▸ **WORK REQUIRED**: Check every line of the material below for the string "chevron", and return the ones that have it.

BEGIN MATERIAL PROVIDED

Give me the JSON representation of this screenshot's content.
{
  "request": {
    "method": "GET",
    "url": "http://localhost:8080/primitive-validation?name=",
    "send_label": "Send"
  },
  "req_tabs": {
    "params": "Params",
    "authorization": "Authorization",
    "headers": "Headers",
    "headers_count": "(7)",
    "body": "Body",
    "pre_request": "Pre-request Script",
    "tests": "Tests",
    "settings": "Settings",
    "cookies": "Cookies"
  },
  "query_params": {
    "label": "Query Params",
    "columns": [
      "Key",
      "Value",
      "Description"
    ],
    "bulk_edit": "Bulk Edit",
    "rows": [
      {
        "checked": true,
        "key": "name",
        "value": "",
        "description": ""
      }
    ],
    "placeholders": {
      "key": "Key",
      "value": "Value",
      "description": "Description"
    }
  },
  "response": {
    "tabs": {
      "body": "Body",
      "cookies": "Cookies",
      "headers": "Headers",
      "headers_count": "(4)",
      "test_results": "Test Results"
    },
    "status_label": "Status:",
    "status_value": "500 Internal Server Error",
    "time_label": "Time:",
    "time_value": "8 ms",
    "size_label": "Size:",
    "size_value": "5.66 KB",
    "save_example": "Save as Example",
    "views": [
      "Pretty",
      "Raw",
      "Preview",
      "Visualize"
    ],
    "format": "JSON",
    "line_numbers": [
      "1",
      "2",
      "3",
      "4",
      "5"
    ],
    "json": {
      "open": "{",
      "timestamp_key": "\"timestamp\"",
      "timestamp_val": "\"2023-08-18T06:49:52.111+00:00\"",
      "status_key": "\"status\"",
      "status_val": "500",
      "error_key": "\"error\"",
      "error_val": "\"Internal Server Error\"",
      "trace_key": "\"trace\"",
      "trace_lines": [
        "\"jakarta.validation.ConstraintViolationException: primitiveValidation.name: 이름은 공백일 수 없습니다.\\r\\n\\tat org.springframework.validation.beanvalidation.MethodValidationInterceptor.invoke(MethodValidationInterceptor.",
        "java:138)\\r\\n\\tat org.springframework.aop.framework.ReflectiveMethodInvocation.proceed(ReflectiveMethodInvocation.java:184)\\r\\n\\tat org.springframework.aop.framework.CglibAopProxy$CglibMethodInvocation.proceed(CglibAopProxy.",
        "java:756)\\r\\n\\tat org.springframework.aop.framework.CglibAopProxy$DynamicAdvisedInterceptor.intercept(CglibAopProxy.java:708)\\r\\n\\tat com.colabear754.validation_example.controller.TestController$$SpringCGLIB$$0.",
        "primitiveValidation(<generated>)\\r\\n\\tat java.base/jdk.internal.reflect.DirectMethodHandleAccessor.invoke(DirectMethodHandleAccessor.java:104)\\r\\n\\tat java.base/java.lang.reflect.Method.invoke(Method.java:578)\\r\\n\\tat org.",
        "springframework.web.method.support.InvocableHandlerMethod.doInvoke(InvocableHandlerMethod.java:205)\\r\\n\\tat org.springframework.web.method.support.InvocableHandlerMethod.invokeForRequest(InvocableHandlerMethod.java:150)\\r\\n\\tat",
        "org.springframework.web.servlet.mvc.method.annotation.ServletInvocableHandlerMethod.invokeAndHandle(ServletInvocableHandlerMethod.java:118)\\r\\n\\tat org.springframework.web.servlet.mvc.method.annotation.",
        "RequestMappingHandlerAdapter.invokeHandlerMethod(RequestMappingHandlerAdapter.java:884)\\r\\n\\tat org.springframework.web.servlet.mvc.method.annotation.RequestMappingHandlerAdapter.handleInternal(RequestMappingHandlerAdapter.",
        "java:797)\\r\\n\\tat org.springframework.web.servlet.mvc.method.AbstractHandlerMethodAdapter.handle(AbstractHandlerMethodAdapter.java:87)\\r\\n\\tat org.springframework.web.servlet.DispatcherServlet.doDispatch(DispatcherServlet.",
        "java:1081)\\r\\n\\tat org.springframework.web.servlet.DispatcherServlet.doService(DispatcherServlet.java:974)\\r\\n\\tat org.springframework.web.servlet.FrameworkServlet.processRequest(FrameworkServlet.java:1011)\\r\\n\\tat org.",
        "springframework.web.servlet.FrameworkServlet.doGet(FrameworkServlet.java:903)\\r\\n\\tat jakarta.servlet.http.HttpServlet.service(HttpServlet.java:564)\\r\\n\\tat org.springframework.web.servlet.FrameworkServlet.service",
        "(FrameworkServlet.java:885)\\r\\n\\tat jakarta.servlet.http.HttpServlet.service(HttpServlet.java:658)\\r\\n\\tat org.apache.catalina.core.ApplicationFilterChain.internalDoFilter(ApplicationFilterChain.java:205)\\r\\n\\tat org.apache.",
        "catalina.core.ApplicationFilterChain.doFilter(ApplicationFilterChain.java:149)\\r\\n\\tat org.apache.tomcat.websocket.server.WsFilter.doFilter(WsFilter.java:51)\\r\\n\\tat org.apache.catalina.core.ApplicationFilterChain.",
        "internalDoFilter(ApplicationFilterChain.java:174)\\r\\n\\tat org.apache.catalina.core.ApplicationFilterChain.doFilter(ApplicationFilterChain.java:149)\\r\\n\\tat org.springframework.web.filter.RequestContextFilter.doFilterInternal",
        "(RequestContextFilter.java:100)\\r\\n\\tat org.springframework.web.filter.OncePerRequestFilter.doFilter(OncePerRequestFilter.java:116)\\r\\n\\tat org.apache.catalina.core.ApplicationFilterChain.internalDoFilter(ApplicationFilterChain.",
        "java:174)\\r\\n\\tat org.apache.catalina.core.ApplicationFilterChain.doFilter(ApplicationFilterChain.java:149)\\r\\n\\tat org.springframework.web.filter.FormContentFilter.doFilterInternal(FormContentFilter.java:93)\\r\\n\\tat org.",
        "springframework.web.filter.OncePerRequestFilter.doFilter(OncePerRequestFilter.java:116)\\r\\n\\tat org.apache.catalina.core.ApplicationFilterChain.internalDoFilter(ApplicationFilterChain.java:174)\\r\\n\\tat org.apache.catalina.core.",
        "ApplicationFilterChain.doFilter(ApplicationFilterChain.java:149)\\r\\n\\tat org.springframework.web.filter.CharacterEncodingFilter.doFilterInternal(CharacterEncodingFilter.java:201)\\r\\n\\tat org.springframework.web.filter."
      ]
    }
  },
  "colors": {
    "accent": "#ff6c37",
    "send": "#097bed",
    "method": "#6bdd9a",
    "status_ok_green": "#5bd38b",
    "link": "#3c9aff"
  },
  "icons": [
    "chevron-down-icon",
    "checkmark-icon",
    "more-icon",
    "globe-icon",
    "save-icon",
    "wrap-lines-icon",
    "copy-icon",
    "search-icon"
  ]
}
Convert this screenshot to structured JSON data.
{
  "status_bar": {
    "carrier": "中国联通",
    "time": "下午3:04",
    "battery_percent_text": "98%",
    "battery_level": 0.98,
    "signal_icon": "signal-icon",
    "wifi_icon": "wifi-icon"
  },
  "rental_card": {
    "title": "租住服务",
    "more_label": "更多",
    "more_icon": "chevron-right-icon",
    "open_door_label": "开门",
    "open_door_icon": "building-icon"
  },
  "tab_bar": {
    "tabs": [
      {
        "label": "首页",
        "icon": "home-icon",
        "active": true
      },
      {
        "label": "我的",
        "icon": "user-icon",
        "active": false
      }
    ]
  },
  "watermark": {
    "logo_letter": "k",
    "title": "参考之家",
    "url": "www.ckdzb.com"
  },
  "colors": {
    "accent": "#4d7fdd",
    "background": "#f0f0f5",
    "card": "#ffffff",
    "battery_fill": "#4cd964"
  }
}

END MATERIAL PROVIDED

▸ **REPLY TO THE TASK**:
    "chevron-down-icon",
    "more_icon": "chevron-right-icon",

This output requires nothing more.